Speaking only for myself, I was delighted the other day to see that 97 percent of the respondents to one of those informal NRO polls agree with me that Koran burning ought not to be banned.

That is not because I intend to burn a Koran or because I have any sympathy for ridiculous Florida pastor (of about a ten souls) Terry Jones, who did burn a Koran, inciting deadly riots in the Middle East (where deadly riots aren’t that uncommon). It’s because I don’t want to kowtow to people who use the treat of a riot as a weapon. It’s also because I’m tired of not holding responsible the people who engage in this rioting and killing.

Dorothy Rabinowitz has a terrific piece on General David Petraeus’ lame apology for the Koran burning. Bear in mind, I don’t blame Petraeus for apologizing. He needed to calm the situation. (And, heck, we Americans practically apologize for breathing.)

The general would go on to say more [about the Terry Jones outrage], but nowhere in any of that condemnation was it possible to find a mention of the merciless savagery that had taken place in the name of devotion to God and the Quran. Mark Sedwill, the NATO senior civilian representative who joined Gen. Petraeus in the statement, did manage to find a moment to murmur in passing that, of course, condolences were due to “everyone who has been hurt in the demonstrations.”

It’s hard to conceive of a pronouncement richer in evasions of brutal reality than this one, with its references to people “hurt” in “demonstrations.” The participants in these “demonstrations”-a nice touch, that, suggestive of marchers, perhaps carrying placards-had in fact hunted down and killed, by shooting, stabbing and beating to death a total of 22 people by the end of the third day’s expression of religious devotion.

Alana Goodman of the Commentary blog made a similar point several weeks ago:

No, 11 people didn’t lose their lives so that Jones could burn a Koran. They lost their lives because some religious fanatics – driven by a twisted, feverish ideology – decided to murder them. And by failing to hold the true culprits responsible, we invite attacks on our freedom of expression – not just the freedom to burn a Koran, but to write, say, or do anything that offends their fragile sensibilities in the future.

Meanwhile, Death of the Grown-up author Diana West–whose coverage of Islam is courageous and perceptive–has a very provocative (I almost said incendiary!) take on Terry Jones and his Koran burning. Here are snippets:

We do know the epic scale of invective hurled at Jones the world over has helped turn  this American citizen who has broken no law but Islam’s into a moving target. But it has also objectified a human being. When Jones is gratuitously disparaged as a “kook,” a “nut,” an “insane Christian” (as O’Reilly said), and much, much worse for his (perfectly logical) symbolic act of putting on trial  and burning a copy of a book that codifies conquest and enslavement, supremacism and bigotry, Jones is making a statement. Just as Fitna made a statement. Just as the Pope’s Regensberg Address made a statement. Just as the publication — and particularly the re-publication — of the Danish Motoons made a statement. These statements vary but none of them violate legal, peaceful means of expression. None of them caused the murder and mayhem many Muslims engaged in in illegal and violent and Islamically sanctioned reaction. …
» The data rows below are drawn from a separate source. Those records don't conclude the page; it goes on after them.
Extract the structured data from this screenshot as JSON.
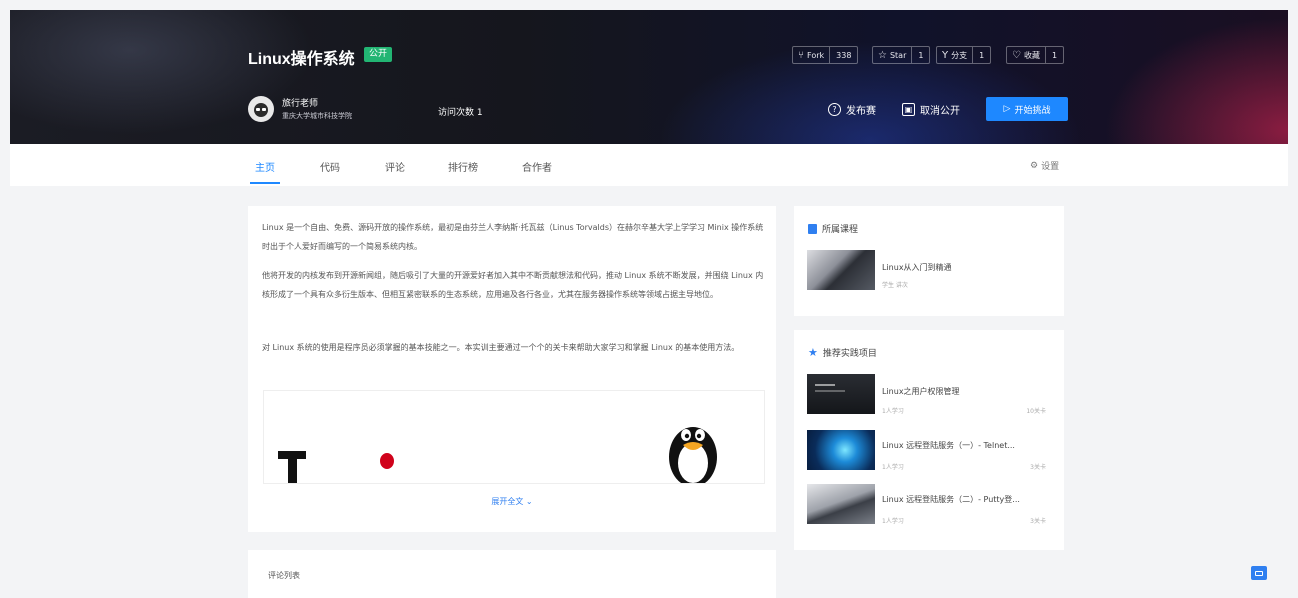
{
  "project": {
    "title": "Linux操作系统",
    "badge": "公开",
    "stats": [
      {
        "icon": "fork-icon",
        "label": "Fork",
        "count": "338"
      },
      {
        "icon": "star-icon",
        "label": "Star",
        "count": "1"
      },
      {
        "icon": "branch-icon",
        "label": "分支",
        "count": "1"
      },
      {
        "icon": "heart-icon",
        "label": "收藏",
        "count": "1"
      }
    ]
  },
  "author": {
    "name": "旅行老师",
    "org": "重庆大学城市科技学院",
    "visits": "访问次数 1"
  },
  "actions": {
    "issue": "发布赛",
    "unpublish": "取消公开",
    "start": "开始挑战"
  },
  "tabs": [
    "主页",
    "代码",
    "评论",
    "排行榜",
    "合作者"
  ],
  "settings": "设置",
  "intro": {
    "p1": "Linux 是一个自由、免费、源码开放的操作系统，最初是由芬兰人李纳斯·托瓦兹（Linus Torvalds）在赫尔辛基大学上学学习 Minix 操作系统时出于个人爱好而编写的一个简易系统内核。",
    "p2": "他将开发的内核发布到开源新闻组，随后吸引了大量的开源爱好者加入其中不断贡献想法和代码，推动 Linux 系统不断发展，并围绕 Linux 内核形成了一个具有众多衍生版本、但相互紧密联系的生态系统，应用遍及各行各业，尤其在服务器操作系统等领域占据主导地位。",
    "p3": "对 Linux 系统的使用是程序员必须掌握的基本技能之一。本实训主要通过一个个的关卡来帮助大家学习和掌握 Linux 的基本使用方法。",
    "expand": "展开全文"
  },
  "comments_title": "评论列表",
  "course_card": {
    "title": "所属课程",
    "item": {
      "title": "Linux从入门到精通",
      "meta": "学生 讲次"
    }
  },
  "recommend_card": {
    "title": "推荐实践项目",
    "items": [
      {
        "title": "Linux之用户权限管理",
        "sub": "1人学习",
        "num": "10关卡"
      },
      {
        "title": "Linux 远程登陆服务（一）- Telnet...",
        "sub": "1人学习",
        "num": "3关卡"
      },
      {
        "title": "Linux 远程登陆服务（二）- Putty登...",
        "sub": "1人学习",
        "num": "3关卡"
      }
    ]
  },
  "colors": {
    "accent": "#1e88ff",
    "badge": "#22b573",
    "penguin_beak": "#f5a623",
    "logo_dot": "#d0021b"
  }
}
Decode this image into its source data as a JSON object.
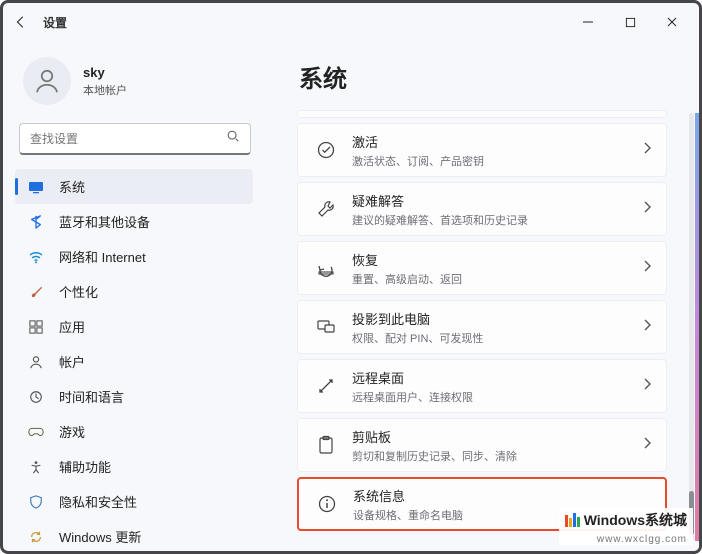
{
  "window": {
    "title": "设置"
  },
  "user": {
    "name": "sky",
    "account_type": "本地帐户"
  },
  "search": {
    "placeholder": "查找设置"
  },
  "nav": [
    {
      "id": "system",
      "label": "系统",
      "active": true
    },
    {
      "id": "bluetooth",
      "label": "蓝牙和其他设备",
      "active": false
    },
    {
      "id": "network",
      "label": "网络和 Internet",
      "active": false
    },
    {
      "id": "personalize",
      "label": "个性化",
      "active": false
    },
    {
      "id": "apps",
      "label": "应用",
      "active": false
    },
    {
      "id": "accounts",
      "label": "帐户",
      "active": false
    },
    {
      "id": "time",
      "label": "时间和语言",
      "active": false
    },
    {
      "id": "gaming",
      "label": "游戏",
      "active": false
    },
    {
      "id": "access",
      "label": "辅助功能",
      "active": false
    },
    {
      "id": "privacy",
      "label": "隐私和安全性",
      "active": false
    },
    {
      "id": "update",
      "label": "Windows 更新",
      "active": false
    }
  ],
  "page": {
    "title": "系统"
  },
  "cards": [
    {
      "id": "activation",
      "title": "激活",
      "sub": "激活状态、订阅、产品密钥"
    },
    {
      "id": "troubleshoot",
      "title": "疑难解答",
      "sub": "建议的疑难解答、首选项和历史记录"
    },
    {
      "id": "recovery",
      "title": "恢复",
      "sub": "重置、高级启动、返回"
    },
    {
      "id": "project",
      "title": "投影到此电脑",
      "sub": "权限、配对 PIN、可发现性"
    },
    {
      "id": "remote",
      "title": "远程桌面",
      "sub": "远程桌面用户、连接权限"
    },
    {
      "id": "clipboard",
      "title": "剪贴板",
      "sub": "剪切和复制历史记录、同步、清除"
    },
    {
      "id": "about",
      "title": "系统信息",
      "sub": "设备规格、重命名电脑"
    }
  ],
  "watermark": {
    "text": "Windows系统城",
    "url": "www.wxclgg.com"
  }
}
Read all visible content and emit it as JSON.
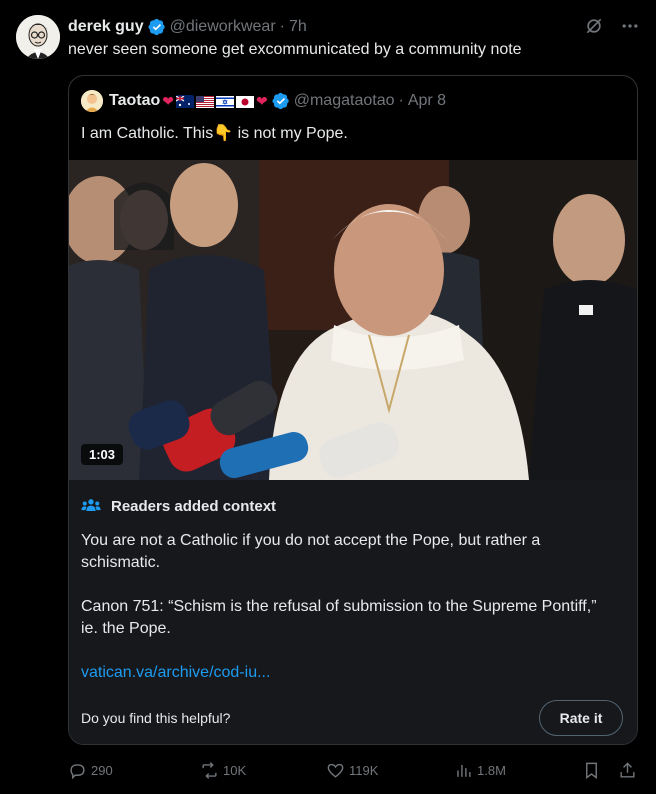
{
  "tweet": {
    "author_name": "derek guy",
    "handle": "@dieworkwear",
    "separator": "·",
    "time": "7h",
    "text": "never seen someone get excommunicated by a community note"
  },
  "quote": {
    "author_name": "Taotao",
    "handle": "@magataotao",
    "separator": "·",
    "time": "Apr 8",
    "text": "I am Catholic. This👇 is not my Pope.",
    "video_duration": "1:03"
  },
  "community_note": {
    "title": "Readers added context",
    "paragraph_1": "You are not a Catholic if you do not accept the Pope, but rather a schismatic.",
    "paragraph_2": "Canon 751: “Schism is the refusal of submission to the Supreme Pontiff,” ie. the Pope.",
    "link": "vatican.va/archive/cod-iu...",
    "helpful_prompt": "Do you find this helpful?",
    "rate_button": "Rate it"
  },
  "actions": {
    "replies": "290",
    "reposts": "10K",
    "likes": "119K",
    "views": "1.8M"
  },
  "colors": {
    "background": "#000000",
    "text_primary": "#e7e9ea",
    "text_secondary": "#71767b",
    "link": "#1d9bf0",
    "verified": "#1d9bf0",
    "note_background": "#16181c",
    "border": "#2f3336"
  },
  "icons": [
    "verified-badge-icon",
    "grok-icon",
    "more-icon",
    "people-icon",
    "reply-icon",
    "repost-icon",
    "like-icon",
    "views-icon",
    "bookmark-icon",
    "share-icon"
  ]
}
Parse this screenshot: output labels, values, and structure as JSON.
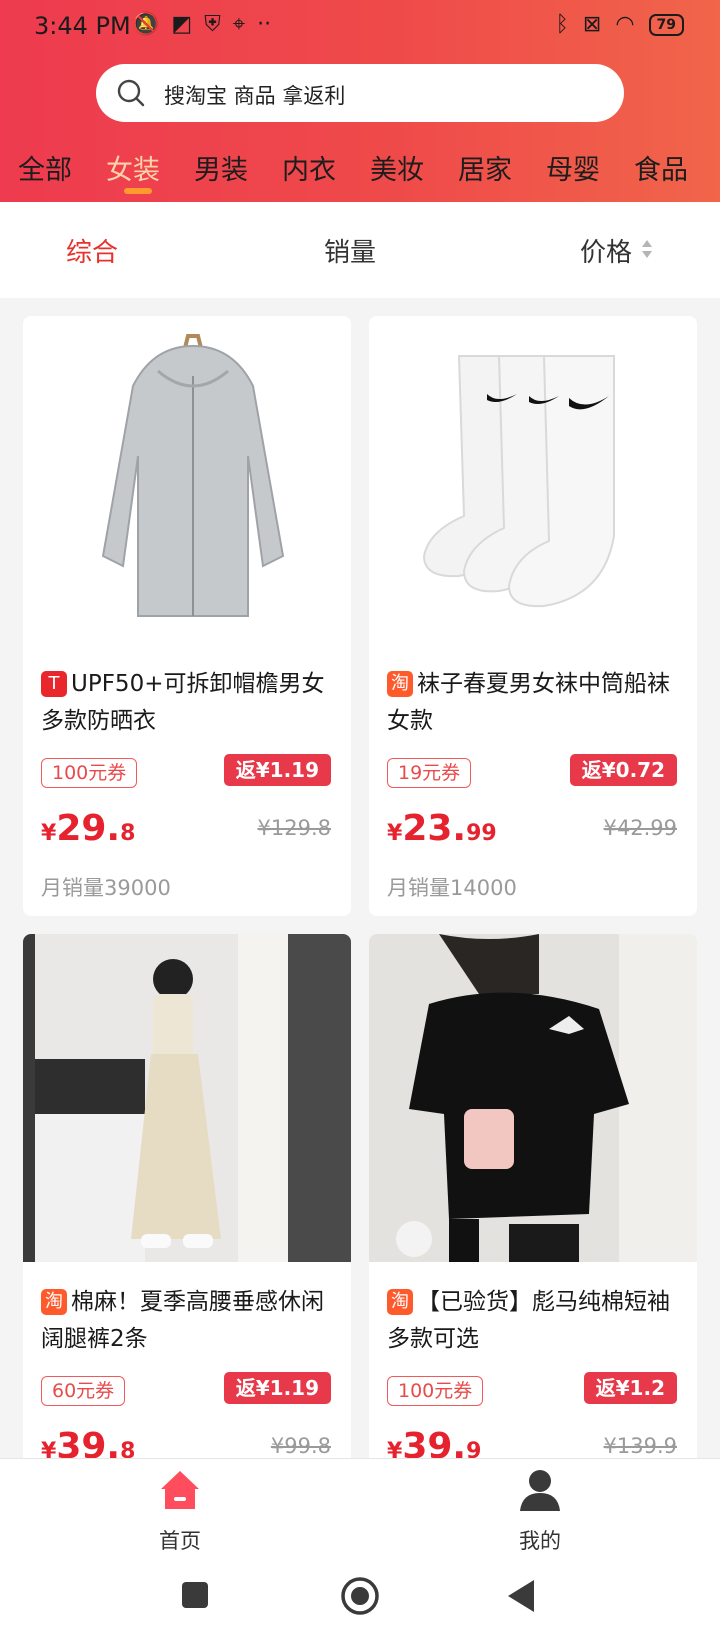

But just as the nature of the Islamic world is revealed by its reaction to these peaceful if robust critiques, so, too, is the nature of the Western world revealed. It is an ugly thing. Like Pavlovic  robots, our dhimmified, mentally besieged peoples rush to protect Islam, to ward off “disrespect” of its chief symbol — its “holy” book —  like primitives engaging in a communal fetish. In so doing, they desert our un-Islamic, indeed, anti-Islamic freedoms, leaving them unguarded and devalued. In the case of Jones, a rural preacher with a big mustache, they isolate and dehumanize a man at the margins of the public square they dominate. Our elites, our leaders, society at large have thus marked Jones for discard with the 21st-century equivalent of a scarlet letter “A” (apostasy  against sharia). Such objectified contempt, as history shows us, is a perilous state of being.